Student mentors impact children

By NAOMI BERUMEN | Staff writer

The psychology department hosted ten eighth grade girls from Yellowstone Academy Nov. 12 to see the campus and experience college life. Their student mentors, who have been working with them since the beginning of the school year, accompanied them on the tour of the University.

Yellowstone Academy, a private school, educates children from pre-kindergarten to eighth grade.

Dr. Renata Nero, professor of psychology, said the school offers a nurturing and enriching environment for what is perhaps one of the poorest areas of Houston.

As a course requirement, psychology majors must decide between a field placement or working on a project. The undergraduate seniors who decide to go through the field placement, which is set up to help them find career options within their major, go through a round of interviews.

The principal and counselors from Yellowstone hire those they think possess the correct skills to mentor the eighth grade girls, and the field placement acts as an internship for University students.

The University started working with Yellowstone Academy last year, initially for graduate students. Undergraduate students were able to get involved in the University’s second year working with Yellowstone.

Each student gets assigned an average of two eighth grade girls from Yellowstone and spends one-on-one time with them. Senior Chelsea Wood, one of the mentors, said she has been able to impact and influence the girls positively.

“They’ve grown academically and behaviorally,” Wood said. “Their conduct has improved, and it is visible in their work.”

She added that she not only has strengthened her relationship with the girls, but also gotten closer to her fellow mentors, which has been a rewarding experience.
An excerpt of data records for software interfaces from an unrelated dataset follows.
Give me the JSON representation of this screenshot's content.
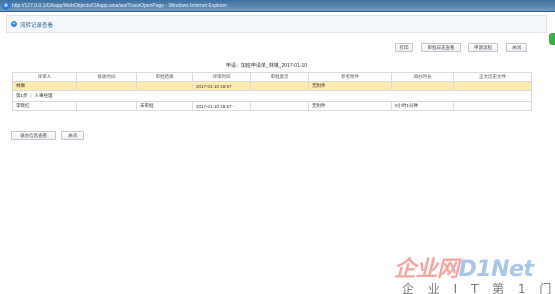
{
  "window": {
    "title": "http://127.0.0.1/OAapp/WebObjects/OAapp.woa/wa/TraceOpenPage - Windows Internet Explorer",
    "browser_icon": "e"
  },
  "panel": {
    "title": "流转记录查看",
    "icon": "+"
  },
  "toolbar": {
    "print": "打印",
    "system_log": "审批日志查看",
    "process": "申请流程",
    "close": "关闭"
  },
  "form_title": "申请：加班申请单_林琳_2017-01-10",
  "table": {
    "headers": [
      "评审人",
      "接收时间",
      "审批结果",
      "评审时间",
      "审批意见",
      "参考附件",
      "阅办时长",
      "正文历史文件"
    ],
    "rows": [
      {
        "type": "highlight",
        "cells": [
          "林琳",
          "",
          "",
          "2017-01-10 18:57",
          "",
          "无附件",
          "",
          ""
        ]
      },
      {
        "type": "step",
        "cells": [
          "第1步 ｜ 人事经理"
        ]
      },
      {
        "type": "normal",
        "cells": [
          "李晓红",
          "",
          "未审批",
          "2017-01-10 18:57 -",
          "",
          "无附件",
          "0小时1分钟",
          ""
        ]
      }
    ]
  },
  "bottom": {
    "record_view": "录办信息查看",
    "close": "关闭"
  },
  "watermark": {
    "main": "企业网",
    "main2": "D1Net",
    "sub": "企 业 I T 第 1 门 户"
  }
}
The purpose of the mentors is to help the Yellowstone students complete their high school applications and prepare them for future education.

Nero said the main focus of bringing the girls to the University was for the girls to envision a life beyond where they currently stand academically and financially.

“We wanted them to be exposed to college life and stem the idea that they’ll be in college,” Nero said. “We have witnessed a change in their maturity and in their perspective of seeing themselves in college.”

The girls who attend Yellowstone Academy and work with mentors, like eighth grader Tajanae Sorrell, see the difference in themselves and strive to do better.

“It made me realize how much I had to change before I got to high school,” Sorrell said. “And beyond that, how much I have to offer.”

As intended from the program, eighth grader Brittany Scott, said the program has not only helped her academically, but also emotionally.

“The mentors really help us, and they are fun,” Scott said. “We can express our feelings and they take their time out for us.”

She added that she has realized she can do so much more than she thought she could, and it only takes effort and time to do it.

Wood said the program has been a positive experience. She plans to continue next year, to gain more experience and to further better herself and the girls at the Academy.